> [Exercise data]
+-------+
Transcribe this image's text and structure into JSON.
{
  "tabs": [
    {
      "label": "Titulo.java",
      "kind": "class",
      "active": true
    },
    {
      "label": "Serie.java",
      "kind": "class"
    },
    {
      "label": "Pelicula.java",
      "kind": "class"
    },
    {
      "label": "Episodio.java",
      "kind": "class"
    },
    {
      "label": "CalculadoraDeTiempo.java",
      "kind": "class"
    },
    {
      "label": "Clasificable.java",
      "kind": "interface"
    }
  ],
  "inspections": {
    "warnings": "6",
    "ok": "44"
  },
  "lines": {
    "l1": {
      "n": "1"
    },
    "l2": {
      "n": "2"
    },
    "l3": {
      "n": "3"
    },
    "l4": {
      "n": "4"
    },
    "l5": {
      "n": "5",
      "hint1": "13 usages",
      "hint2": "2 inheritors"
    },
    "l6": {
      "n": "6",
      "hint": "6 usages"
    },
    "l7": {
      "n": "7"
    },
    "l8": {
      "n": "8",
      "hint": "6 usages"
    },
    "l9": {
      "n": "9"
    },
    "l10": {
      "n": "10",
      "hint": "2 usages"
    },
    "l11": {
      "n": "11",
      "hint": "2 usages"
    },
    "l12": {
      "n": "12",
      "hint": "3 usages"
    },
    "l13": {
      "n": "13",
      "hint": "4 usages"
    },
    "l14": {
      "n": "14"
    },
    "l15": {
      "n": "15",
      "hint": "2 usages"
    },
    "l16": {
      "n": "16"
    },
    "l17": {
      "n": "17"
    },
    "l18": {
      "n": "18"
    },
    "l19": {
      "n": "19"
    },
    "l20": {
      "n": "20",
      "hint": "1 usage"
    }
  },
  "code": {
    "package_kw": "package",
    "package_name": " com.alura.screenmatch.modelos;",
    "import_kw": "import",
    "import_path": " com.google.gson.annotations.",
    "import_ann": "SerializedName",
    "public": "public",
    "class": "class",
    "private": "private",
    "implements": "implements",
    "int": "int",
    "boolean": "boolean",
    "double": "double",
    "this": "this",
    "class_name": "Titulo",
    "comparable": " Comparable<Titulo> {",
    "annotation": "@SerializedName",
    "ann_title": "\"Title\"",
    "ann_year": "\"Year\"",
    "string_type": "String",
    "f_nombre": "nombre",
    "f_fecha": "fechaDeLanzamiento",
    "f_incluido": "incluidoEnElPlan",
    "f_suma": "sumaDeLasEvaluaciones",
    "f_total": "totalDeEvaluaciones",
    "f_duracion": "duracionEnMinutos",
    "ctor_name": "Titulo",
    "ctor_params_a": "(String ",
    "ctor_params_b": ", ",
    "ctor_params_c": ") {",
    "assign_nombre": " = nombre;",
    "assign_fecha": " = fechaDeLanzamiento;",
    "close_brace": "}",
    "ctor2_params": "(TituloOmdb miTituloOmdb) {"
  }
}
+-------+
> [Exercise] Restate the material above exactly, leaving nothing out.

> [Solution to this task]
Transcribe this image's text and structure into JSON.
{
  "tabs": [
    {
      "label": "Titulo.java",
      "kind": "class",
      "active": true
    },
    {
      "label": "Serie.java",
      "kind": "class"
    },
    {
      "label": "Pelicula.java",
      "kind": "class"
    },
    {
      "label": "Episodio.java",
      "kind": "class"
    },
    {
      "label": "CalculadoraDeTiempo.java",
      "kind": "class"
    },
    {
      "label": "Clasificable.java",
      "kind": "interface"
    }
  ],
  "inspections": {
    "warnings": "6",
    "ok": "44"
  },
  "lines": {
    "l1": {
      "n": "1"
    },
    "l2": {
      "n": "2"
    },
    "l3": {
      "n": "3"
    },
    "l4": {
      "n": "4"
    },
    "l5": {
      "n": "5",
      "hint1": "13 usages",
      "hint2": "2 inheritors"
    },
    "l6": {
      "n": "6",
      "hint": "6 usages"
    },
    "l7": {
      "n": "7"
    },
    "l8": {
      "n": "8",
      "hint": "6 usages"
    },
    "l9": {
      "n": "9"
    },
    "l10": {
      "n": "10",
      "hint": "2 usages"
    },
    "l11": {
      "n": "11",
      "hint": "2 usages"
    },
    "l12": {
      "n": "12",
      "hint": "3 usages"
    },
    "l13": {
      "n": "13",
      "hint": "4 usages"
    },
    "l14": {
      "n": "14"
    },
    "l15": {
      "n": "15",
      "hint": "2 usages"
    },
    "l16": {
      "n": "16"
    },
    "l17": {
      "n": "17"
    },
    "l18": {
      "n": "18"
    },
    "l19": {
      "n": "19"
    },
    "l20": {
      "n": "20",
      "hint": "1 usage"
    }
  },
  "code": {
    "package_kw": "package",
    "package_name": " com.alura.screenmatch.modelos;",
    "import_kw": "import",
    "import_path": " com.google.gson.annotations.",
    "import_ann": "SerializedName",
    "public": "public",
    "class": "class",
    "private": "private",
    "implements": "implements",
    "int": "int",
    "boolean": "boolean",
    "double": "double",
    "this": "this",
    "class_name": "Titulo",
    "comparable": " Comparable<Titulo> {",
    "annotation": "@SerializedName",
    "ann_title": "\"Title\"",
    "ann_year": "\"Year\"",
    "string_type": "String",
    "f_nombre": "nombre",
    "f_fecha": "fechaDeLanzamiento",
    "f_incluido": "incluidoEnElPlan",
    "f_suma": "sumaDeLasEvaluaciones",
    "f_total": "totalDeEvaluaciones",
    "f_duracion": "duracionEnMinutos",
    "ctor_name": "Titulo",
    "ctor_params_a": "(String ",
    "ctor_params_b": ", ",
    "ctor_params_c": ") {",
    "assign_nombre": " = nombre;",
    "assign_fecha": " = fechaDeLanzamiento;",
    "close_brace": "}",
    "ctor2_params": "(TituloOmdb miTituloOmdb) {"
  }
}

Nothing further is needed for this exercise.